So, you can see sed grep uniq sort are, they do simple functions themselves, but with a certain combination, you can achieve a variety of things. By the way, there's a very useful command wc -w which you can use when you need them.

Supplement: The jot command and factor command are factor also mentioned jot Bash-Scripting Guide, which can produce factor of a certain number because they are not available on the machine and therefore are not tested. Such as:

$ factor 100
100: 2 2 5 5


At this point, the numerical calculation of the Shell programming paradigm is over. This article focuses on:

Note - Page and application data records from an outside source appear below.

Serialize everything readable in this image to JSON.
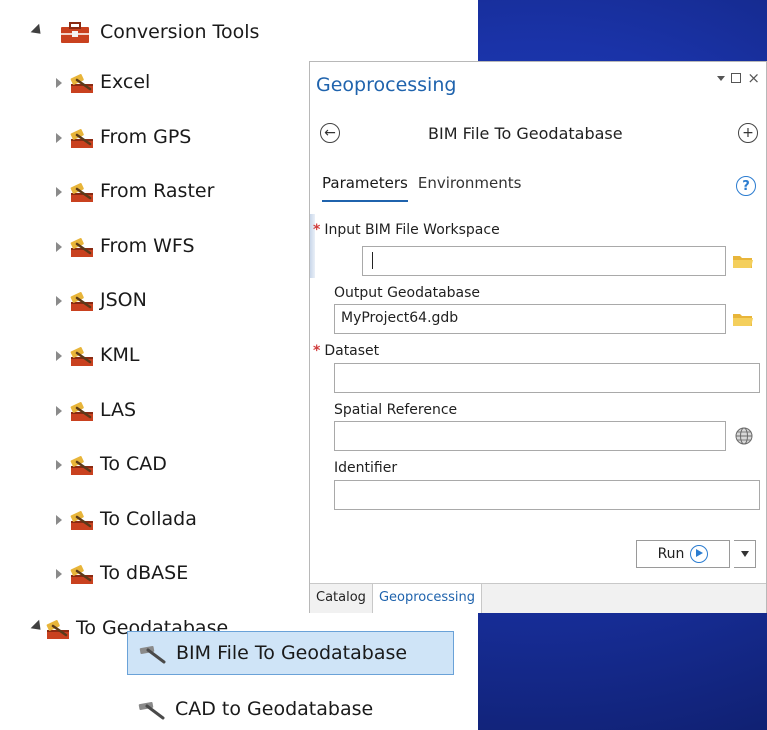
{
  "tree": {
    "root": {
      "label": "Conversion Tools"
    },
    "toolsets": [
      {
        "label": "Excel"
      },
      {
        "label": "From GPS"
      },
      {
        "label": "From Raster"
      },
      {
        "label": "From WFS"
      },
      {
        "label": "JSON"
      },
      {
        "label": "KML"
      },
      {
        "label": "LAS"
      },
      {
        "label": "To CAD"
      },
      {
        "label": "To Collada"
      },
      {
        "label": "To dBASE"
      },
      {
        "label": "To Geodatabase"
      }
    ],
    "tools": [
      {
        "label": "BIM File To Geodatabase",
        "selected": true
      },
      {
        "label": "CAD to Geodatabase",
        "selected": false
      }
    ]
  },
  "pane": {
    "title": "Geoprocessing",
    "tool_name": "BIM File To Geodatabase",
    "tabs": [
      {
        "label": "Parameters",
        "active": true
      },
      {
        "label": "Environments",
        "active": false
      }
    ],
    "params": {
      "input_bim": {
        "label": "Input BIM File Workspace",
        "value": "",
        "required": true
      },
      "output_gdb": {
        "label": "Output Geodatabase",
        "value": "MyProject64.gdb",
        "required": false
      },
      "dataset": {
        "label": "Dataset",
        "value": "",
        "required": true
      },
      "spatial_ref": {
        "label": "Spatial Reference",
        "value": "",
        "required": false
      },
      "identifier": {
        "label": "Identifier",
        "value": "",
        "required": false
      }
    },
    "run_label": "Run",
    "bottom_tabs": [
      {
        "label": "Catalog",
        "active": false
      },
      {
        "label": "Geoprocessing",
        "active": true
      }
    ]
  },
  "colors": {
    "accent": "#1f63ad",
    "required": "#d03c3c",
    "background": "#1a33a8",
    "selection": "#cfe4f7"
  },
  "icons": {
    "toolset": "hammer-toolset-icon",
    "tool": "hammer-icon",
    "toolbox": "toolbox-icon",
    "browse": "folder-icon",
    "spatial_ref": "globe-icon",
    "help": "help-icon",
    "back": "back-arrow-icon",
    "add": "add-icon"
  }
}
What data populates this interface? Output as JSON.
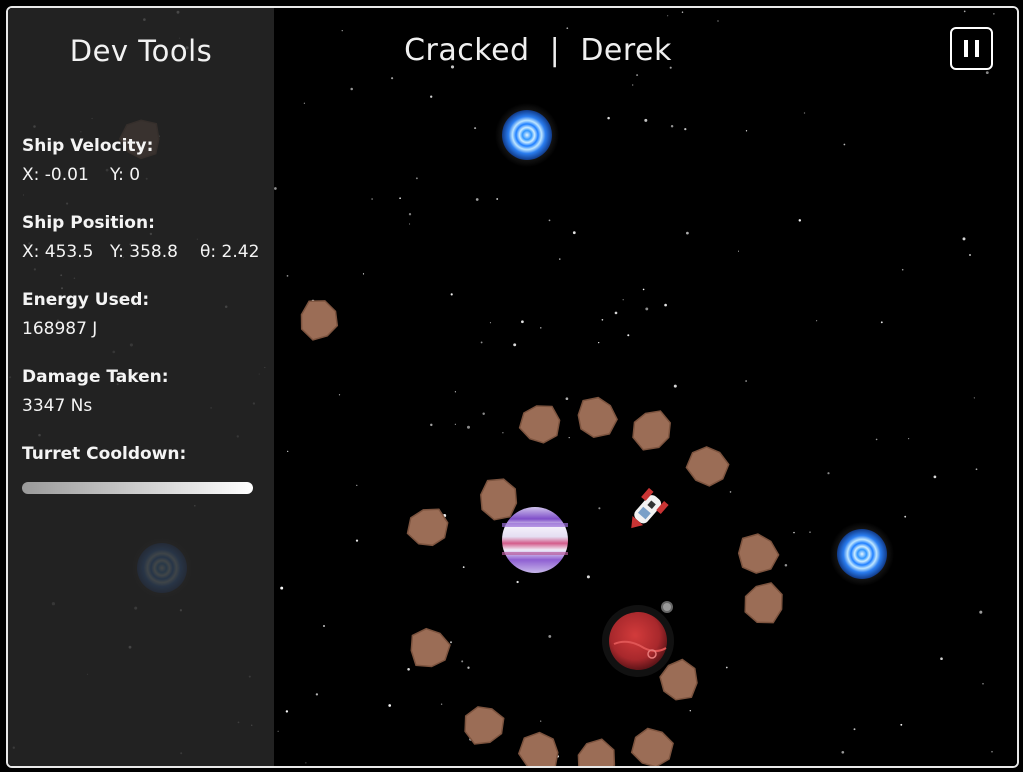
{
  "dev_tools": {
    "title": "Dev Tools",
    "velocity": {
      "label": "Ship Velocity:",
      "x": "X: -0.01",
      "y": "Y: 0"
    },
    "position": {
      "label": "Ship Position:",
      "x": "X: 453.5",
      "y": "Y: 358.8",
      "theta": "θ: 2.42"
    },
    "energy": {
      "label": "Energy Used:",
      "value": "168987 J"
    },
    "damage": {
      "label": "Damage Taken:",
      "value": "3347 Ns"
    },
    "cooldown": {
      "label": "Turret Cooldown:",
      "fill_fraction": 1.0
    }
  },
  "header": {
    "title": "Cracked  |  Derek"
  },
  "icons": {
    "pause": "pause-icon"
  },
  "colors": {
    "panel_bg": "#282828",
    "portal": "#2a8cff",
    "asteroid": "#9b6d56",
    "gas_planet": "#b89be6",
    "red_planet": "#b8312f",
    "frame_border": "#e9e9e9"
  }
}
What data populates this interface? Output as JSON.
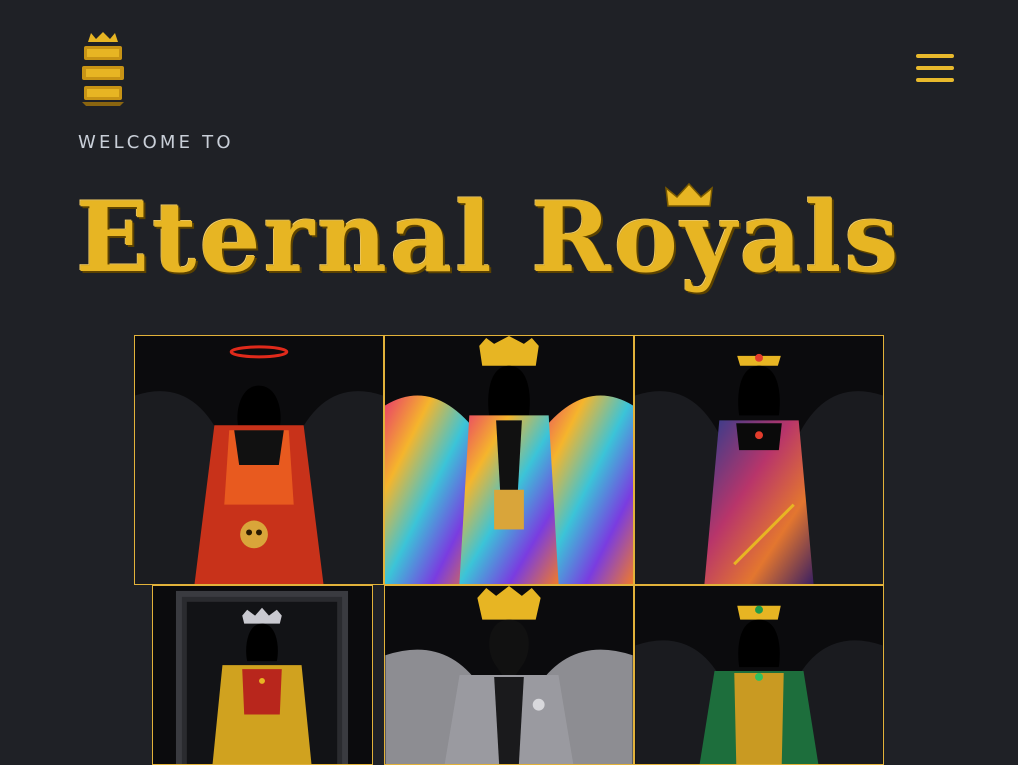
{
  "header": {
    "logo_icon": "eternal-royals-crest-icon",
    "menu_icon": "hamburger-menu-icon"
  },
  "hero": {
    "welcome": "WELCOME TO",
    "title": "Eternal Royals"
  },
  "colors": {
    "background": "#1f2126",
    "gold": "#e7b523",
    "welcome_text": "#c9cfd8",
    "tile_border": "#e2b23a"
  },
  "gallery": {
    "items": [
      {
        "name": "royal-red-halo",
        "crown": "halo",
        "robe": "red-orange"
      },
      {
        "name": "royal-rainbow-crown",
        "crown": "crown",
        "robe": "rainbow"
      },
      {
        "name": "royal-galaxy-queen",
        "crown": "tiara",
        "robe": "galaxy"
      },
      {
        "name": "royal-framed-queen",
        "crown": "tiara",
        "robe": "gold-red"
      },
      {
        "name": "royal-plague-king",
        "crown": "crown",
        "robe": "grey-suit"
      },
      {
        "name": "royal-emerald-queen",
        "crown": "tiara",
        "robe": "green-gold"
      }
    ]
  }
}
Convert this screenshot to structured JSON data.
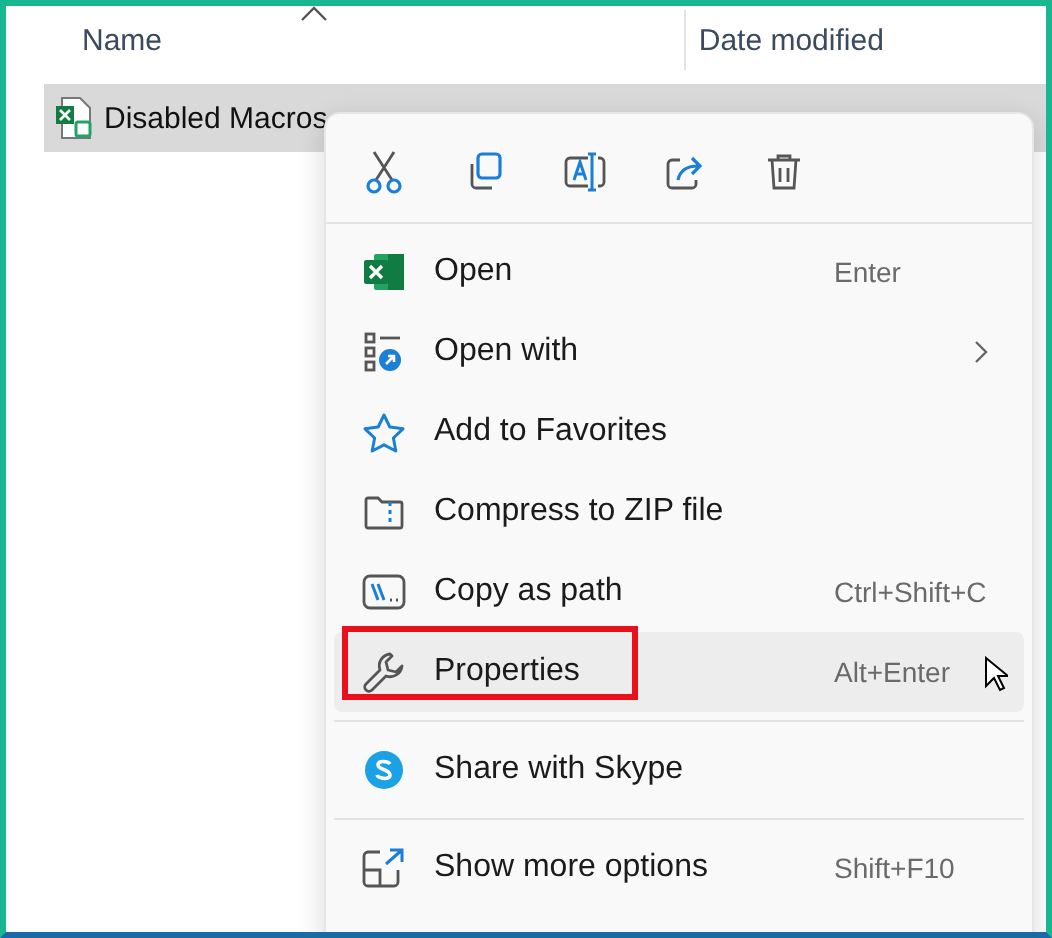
{
  "columns": [
    {
      "label": "Name",
      "sorted": true
    },
    {
      "label": "Date modified",
      "sorted": false
    }
  ],
  "file": {
    "name": "Disabled Macros",
    "selected": true
  },
  "menu": {
    "groups": [
      [
        {
          "label": "Open",
          "shortcut": "Enter",
          "submenu": false,
          "hovered": false,
          "highlighted": false
        },
        {
          "label": "Open with",
          "submenu": true,
          "hovered": false,
          "highlighted": false
        },
        {
          "label": "Add to Favorites",
          "submenu": false,
          "hovered": false,
          "highlighted": false
        },
        {
          "label": "Compress to ZIP file",
          "submenu": false,
          "hovered": false,
          "highlighted": false
        },
        {
          "label": "Copy as path",
          "shortcut": "Ctrl+Shift+C",
          "submenu": false,
          "hovered": false,
          "highlighted": false
        },
        {
          "label": "Properties",
          "shortcut": "Alt+Enter",
          "submenu": false,
          "hovered": true,
          "highlighted": true
        }
      ],
      [
        {
          "label": "Share with Skype",
          "submenu": false,
          "hovered": false,
          "highlighted": false
        }
      ],
      [
        {
          "label": "Show more options",
          "shortcut": "Shift+F10",
          "submenu": false,
          "hovered": false,
          "highlighted": false
        }
      ]
    ]
  }
}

  • Integer operations, floating-point operations, the generation of random numbers, and the generation of columns in Shell programming
  • Shell's built-in commands, the differences between external commands, and how to see their type and help
  • Several ways to execute a shell script
  • Several common shell external commands: sed awk grep uniq sort
  • Examples: Digital increment, average monthly income, automatic IP acquisition, counting words
  • Other: Related usages such as command lists, conditional tests, etc. are covered in the above examples, please read them carefully

If you have time, please check it out.



It took about 3 hours to finish writing, it is now 23:33, it is time to go back to the dormitory to sleep, tomorrow up to modify typos and add some content, good night friends!

On October 31st, change some of the wording to add an example of the average monthly household income, add summaries and references, and use all the codes in the appendix.

Shell programming is a very interesting thing, if you think about it: the above example of M$ Excel to do this work, you will find that the former is so simple and hassty, and give you the feeling of easy use.